[Exercise goal]:
Print the records below verbatim.

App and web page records

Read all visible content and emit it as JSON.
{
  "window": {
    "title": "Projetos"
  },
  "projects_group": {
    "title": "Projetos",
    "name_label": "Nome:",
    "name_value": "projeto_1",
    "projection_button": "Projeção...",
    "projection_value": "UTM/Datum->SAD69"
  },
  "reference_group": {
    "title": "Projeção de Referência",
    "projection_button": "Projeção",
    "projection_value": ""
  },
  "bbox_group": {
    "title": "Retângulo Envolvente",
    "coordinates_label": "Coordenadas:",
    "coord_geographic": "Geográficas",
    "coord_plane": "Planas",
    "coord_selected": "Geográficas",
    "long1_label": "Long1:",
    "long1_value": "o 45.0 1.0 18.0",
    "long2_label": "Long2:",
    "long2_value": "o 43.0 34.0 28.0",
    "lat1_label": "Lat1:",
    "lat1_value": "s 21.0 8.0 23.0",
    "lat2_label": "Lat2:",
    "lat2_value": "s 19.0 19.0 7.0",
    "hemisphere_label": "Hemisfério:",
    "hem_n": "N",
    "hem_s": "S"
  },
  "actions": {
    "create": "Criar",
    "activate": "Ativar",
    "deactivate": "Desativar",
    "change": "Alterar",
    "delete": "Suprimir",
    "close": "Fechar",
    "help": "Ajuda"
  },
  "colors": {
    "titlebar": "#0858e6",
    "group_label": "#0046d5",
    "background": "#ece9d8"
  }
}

[Exercise output]:
Read all visible content and emit it as JSON.
{
  "window": {
    "title": "Projetos"
  },
  "projects_group": {
    "title": "Projetos",
    "name_label": "Nome:",
    "name_value": "projeto_1",
    "projection_button": "Projeção...",
    "projection_value": "UTM/Datum->SAD69"
  },
  "reference_group": {
    "title": "Projeção de Referência",
    "projection_button": "Projeção",
    "projection_value": ""
  },
  "bbox_group": {
    "title": "Retângulo Envolvente",
    "coordinates_label": "Coordenadas:",
    "coord_geographic": "Geográficas",
    "coord_plane": "Planas",
    "coord_selected": "Geográficas",
    "long1_label": "Long1:",
    "long1_value": "o 45.0 1.0 18.0",
    "long2_label": "Long2:",
    "long2_value": "o 43.0 34.0 28.0",
    "lat1_label": "Lat1:",
    "lat1_value": "s 21.0 8.0 23.0",
    "lat2_label": "Lat2:",
    "lat2_value": "s 19.0 19.0 7.0",
    "hemisphere_label": "Hemisfério:",
    "hem_n": "N",
    "hem_s": "S"
  },
  "actions": {
    "create": "Criar",
    "activate": "Ativar",
    "deactivate": "Desativar",
    "change": "Alterar",
    "delete": "Suprimir",
    "close": "Fechar",
    "help": "Ajuda"
  },
  "colors": {
    "titlebar": "#0858e6",
    "group_label": "#0046d5",
    "background": "#ece9d8"
  }
}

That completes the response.